The story is about a man who see's every situation as an exit rather than an entrance.
|The Moment of The Great Idea|
The saying goes 'it's not how you walked in it's how you walked out." I have taken part in not only saying this but demonstrating it on many occasions. The first time I really practiced what I preached was with my first wife. She was always the grand entrance and always leaving me to be her backdoor exit. It always seemed like we could never make it through any door together, be it the front or back. We stayed married for 10 years. It was enough time for us to decide that we were young enough to not make long term decisions, but old enough to choose our short term goals. We worked together to buy our first house, open a business, and travel around the world once. We worked on opposite ends of the spectrum when it came to our ideals. We could agree on our goals, but when it came time to reach the moment of the "Eureka", we turned into a theater stage, she was the character entering and I was the character exiting. The role play was the best part of our marriage, being that our foundation was not stable. We never had a strategy or structure for our relationship, even though we were married. After a while, a 10 year while, I decided to exit before her entrance.
The party started at 8:00pm. We figured the guest would arrive around 7:30pm, so we planned to have about 2 hours for ourselves to get ready and relax before our guest arrived. We were throwing a 15 year anniversary party for our close friend. We had known them before we got married, they were our marriage mentors. Always giving us advice and encouraging us to work things when we didn't want to. So of course, we wanted to do the honors this year because we both had been considering that next year might not be an option. I found out that he was having an affair with my wife and that they both planned on keeping it a secret from me and his wife. I wasn't surprised, but I know his wife would be if she found out, being that his wife and my wife had been childhood friends. He had the best of both worlds, allowing my wife to again, be the grand entrance, while his wife had a front row seat in the VIP section. In light of the performance that my wife had planned out tonight, I acted as if I would again compliment her entrance with my expected exit. I let her know that I was going to step out before the party. She did her usual look of OK What Ever and kept doing what she was doing as if it didn't matter. That is when I decided to leave and not come back. I made my exit.

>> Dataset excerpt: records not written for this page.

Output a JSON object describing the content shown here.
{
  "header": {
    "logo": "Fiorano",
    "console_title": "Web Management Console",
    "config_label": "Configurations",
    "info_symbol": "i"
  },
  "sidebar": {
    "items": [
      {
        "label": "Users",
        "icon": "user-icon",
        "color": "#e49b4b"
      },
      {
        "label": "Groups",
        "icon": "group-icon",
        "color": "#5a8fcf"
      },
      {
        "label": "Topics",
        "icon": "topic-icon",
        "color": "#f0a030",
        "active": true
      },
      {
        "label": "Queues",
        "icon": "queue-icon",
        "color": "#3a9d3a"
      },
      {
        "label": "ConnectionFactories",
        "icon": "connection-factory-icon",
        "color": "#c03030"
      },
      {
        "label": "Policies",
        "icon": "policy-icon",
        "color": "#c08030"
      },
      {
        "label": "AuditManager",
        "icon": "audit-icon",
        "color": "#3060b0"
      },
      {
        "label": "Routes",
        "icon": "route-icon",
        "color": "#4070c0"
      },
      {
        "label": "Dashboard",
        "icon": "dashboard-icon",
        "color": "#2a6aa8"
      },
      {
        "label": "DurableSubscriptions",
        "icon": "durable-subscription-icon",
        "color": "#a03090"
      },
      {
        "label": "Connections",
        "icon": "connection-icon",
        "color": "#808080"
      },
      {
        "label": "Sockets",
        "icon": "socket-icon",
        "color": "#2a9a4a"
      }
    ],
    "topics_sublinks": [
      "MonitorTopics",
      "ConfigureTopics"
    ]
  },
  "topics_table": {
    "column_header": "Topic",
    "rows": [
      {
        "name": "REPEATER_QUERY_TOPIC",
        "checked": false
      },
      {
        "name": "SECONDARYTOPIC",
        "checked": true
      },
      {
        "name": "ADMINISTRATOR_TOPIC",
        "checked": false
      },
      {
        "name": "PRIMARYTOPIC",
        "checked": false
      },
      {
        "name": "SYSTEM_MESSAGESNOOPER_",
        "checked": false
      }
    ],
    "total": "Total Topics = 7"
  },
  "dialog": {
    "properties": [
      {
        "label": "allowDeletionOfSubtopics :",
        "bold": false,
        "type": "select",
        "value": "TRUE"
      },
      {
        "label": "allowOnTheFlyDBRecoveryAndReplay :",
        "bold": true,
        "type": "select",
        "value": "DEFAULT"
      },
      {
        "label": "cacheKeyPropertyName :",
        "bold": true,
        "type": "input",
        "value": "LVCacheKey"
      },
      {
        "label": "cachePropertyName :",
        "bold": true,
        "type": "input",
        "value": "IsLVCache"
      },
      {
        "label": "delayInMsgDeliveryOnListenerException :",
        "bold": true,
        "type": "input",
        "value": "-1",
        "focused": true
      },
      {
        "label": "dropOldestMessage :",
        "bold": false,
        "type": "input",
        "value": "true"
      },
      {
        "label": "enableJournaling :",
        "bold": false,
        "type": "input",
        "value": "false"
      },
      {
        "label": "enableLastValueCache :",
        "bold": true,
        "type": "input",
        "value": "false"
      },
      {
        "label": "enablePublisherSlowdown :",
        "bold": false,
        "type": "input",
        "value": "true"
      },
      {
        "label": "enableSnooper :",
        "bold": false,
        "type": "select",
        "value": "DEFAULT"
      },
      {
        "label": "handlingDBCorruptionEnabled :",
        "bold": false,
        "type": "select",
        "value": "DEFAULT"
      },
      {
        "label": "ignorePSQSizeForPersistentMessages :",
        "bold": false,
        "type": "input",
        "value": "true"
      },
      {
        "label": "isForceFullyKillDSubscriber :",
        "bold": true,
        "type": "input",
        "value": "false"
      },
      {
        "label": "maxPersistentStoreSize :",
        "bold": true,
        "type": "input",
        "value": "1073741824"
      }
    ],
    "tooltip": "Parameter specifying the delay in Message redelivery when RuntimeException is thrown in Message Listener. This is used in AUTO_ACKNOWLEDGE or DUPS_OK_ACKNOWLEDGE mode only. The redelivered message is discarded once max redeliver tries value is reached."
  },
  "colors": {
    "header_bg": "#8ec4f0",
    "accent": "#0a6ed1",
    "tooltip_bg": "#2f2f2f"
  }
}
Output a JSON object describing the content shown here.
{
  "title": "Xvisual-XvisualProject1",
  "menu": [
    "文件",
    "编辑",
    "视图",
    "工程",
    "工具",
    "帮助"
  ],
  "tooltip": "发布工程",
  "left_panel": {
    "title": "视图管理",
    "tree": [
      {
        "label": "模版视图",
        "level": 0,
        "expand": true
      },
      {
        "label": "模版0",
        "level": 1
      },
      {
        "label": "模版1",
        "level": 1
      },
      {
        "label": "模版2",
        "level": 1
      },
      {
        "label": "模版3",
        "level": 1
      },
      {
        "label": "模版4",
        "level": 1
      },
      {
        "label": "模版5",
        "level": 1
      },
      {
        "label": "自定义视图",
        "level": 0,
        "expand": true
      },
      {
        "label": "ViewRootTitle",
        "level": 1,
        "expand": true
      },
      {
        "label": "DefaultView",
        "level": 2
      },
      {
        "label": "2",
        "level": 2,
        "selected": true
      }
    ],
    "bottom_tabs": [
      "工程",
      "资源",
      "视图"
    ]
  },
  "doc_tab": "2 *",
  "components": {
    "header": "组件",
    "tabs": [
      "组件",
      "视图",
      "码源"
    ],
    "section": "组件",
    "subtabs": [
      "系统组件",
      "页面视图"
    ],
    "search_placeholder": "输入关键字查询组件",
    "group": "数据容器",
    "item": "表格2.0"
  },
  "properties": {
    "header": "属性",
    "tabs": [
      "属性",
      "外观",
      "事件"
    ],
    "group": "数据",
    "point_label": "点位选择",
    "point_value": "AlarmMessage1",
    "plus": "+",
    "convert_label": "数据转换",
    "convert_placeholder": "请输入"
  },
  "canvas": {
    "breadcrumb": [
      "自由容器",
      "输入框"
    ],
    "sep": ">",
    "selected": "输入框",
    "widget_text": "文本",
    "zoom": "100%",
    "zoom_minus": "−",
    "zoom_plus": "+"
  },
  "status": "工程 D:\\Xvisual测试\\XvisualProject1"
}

I never looked back at that night or my first marriage. I had already arranged for a friend to pick my stuff up, and because she knew the situation, we never talked about what my wife said to her when she had the packers and movers collect my things and dropped of the divorce papers. I wasn't worried about what was going to happen or how she felt, because I knew that this was the way out. So for the next few months until the divorce was final and we dissolved our business, I decided to date a girl that lived in the same building as me. She lived on a different floor, but we would always see each other in the elevator.